This meant that the celebration of Christmas was at the centre of a cultural, political, and religious battle being waged between the King and his opponents, both in and outside the court, which we have already looked at in our second and sixth posts. When he wrote Christmas His Masque in 1617, Jonson made his work an evocation of a traditional Christmas already seen as under threat, ‘a right Christmas, as of old it was’.  Masques were one of the many things specifically banned by a Parliamentary ordinance issued in 1644, when Christmas coincided with the national monthly fast instituted after the beginning of the Irish Rebellion in 1641.
Part of the problem for the Puritans was not just the extravagance of the masques but also the way in which Charles used them to project his particular view of how monarchy should work:
Where James seems to have favoured rollicking good entertainment and took pleasure most in the dancing, the Caroline Court masques enacted a philosophy and ideology known as Neoplatonism. In these entertainments, the Kind appeared as the force who by his very being transformed darkness into light, wilderness into harmony, vice and chaos to virtue and order 
Many Puritans came to believe that Charles was secretly Catholic and his expensive tastes in art and entertainment, along with his belief in the supremacy of the English monarchy, showed a lack of piety and humility. Such masques also seemed almost wilfully provocative, especially when many of Charles’ subjects languished in poverty.
This is the dark shadow that hangs over memories of the evocative Christmas masques of the Caroline court – after King Charles fled London with his family in 1642 he would not set eyes on the Banqueting House at Whitehall, designed specifically for the performance of the elaborate and extravagant plays, for another seven years.
On 30 January 1649, he walked across the floor of Jones’ breathtaking hall which had once hosted his and his wife’s performances, beneath Rubens’ paintings proclaiming the strength, stability, and longevity of the Stuart dynasty, on his way to the executioner’s block.

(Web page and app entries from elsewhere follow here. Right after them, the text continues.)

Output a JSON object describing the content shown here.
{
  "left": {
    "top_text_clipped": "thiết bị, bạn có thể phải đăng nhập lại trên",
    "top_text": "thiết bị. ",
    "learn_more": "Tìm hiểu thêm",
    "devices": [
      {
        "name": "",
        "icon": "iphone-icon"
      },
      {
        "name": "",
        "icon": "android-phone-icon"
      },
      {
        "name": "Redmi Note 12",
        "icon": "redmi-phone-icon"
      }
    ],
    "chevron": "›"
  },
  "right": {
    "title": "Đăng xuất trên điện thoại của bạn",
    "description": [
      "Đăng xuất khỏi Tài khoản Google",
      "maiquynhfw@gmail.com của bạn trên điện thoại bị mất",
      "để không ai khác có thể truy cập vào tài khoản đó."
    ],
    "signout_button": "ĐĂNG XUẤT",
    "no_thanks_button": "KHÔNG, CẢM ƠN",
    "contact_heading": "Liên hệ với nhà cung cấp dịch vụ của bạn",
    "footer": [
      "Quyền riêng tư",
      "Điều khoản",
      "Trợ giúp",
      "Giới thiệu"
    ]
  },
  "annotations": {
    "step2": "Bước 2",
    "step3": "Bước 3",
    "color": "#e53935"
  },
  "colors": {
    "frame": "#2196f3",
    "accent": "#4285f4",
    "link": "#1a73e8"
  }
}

 Antonia Fraser, The Weaker Vessel
 Cambridge ibid.
 Cambridge ibid.
 Diane Purkiss, The English Civil War: A People’s History
 Purkiss ibid.
 Kevin Sharpe, Stuart Monarchy and Political Culture from The Oxford Illustrated History of Tudor and Stuart Britain (John Morrill ed.)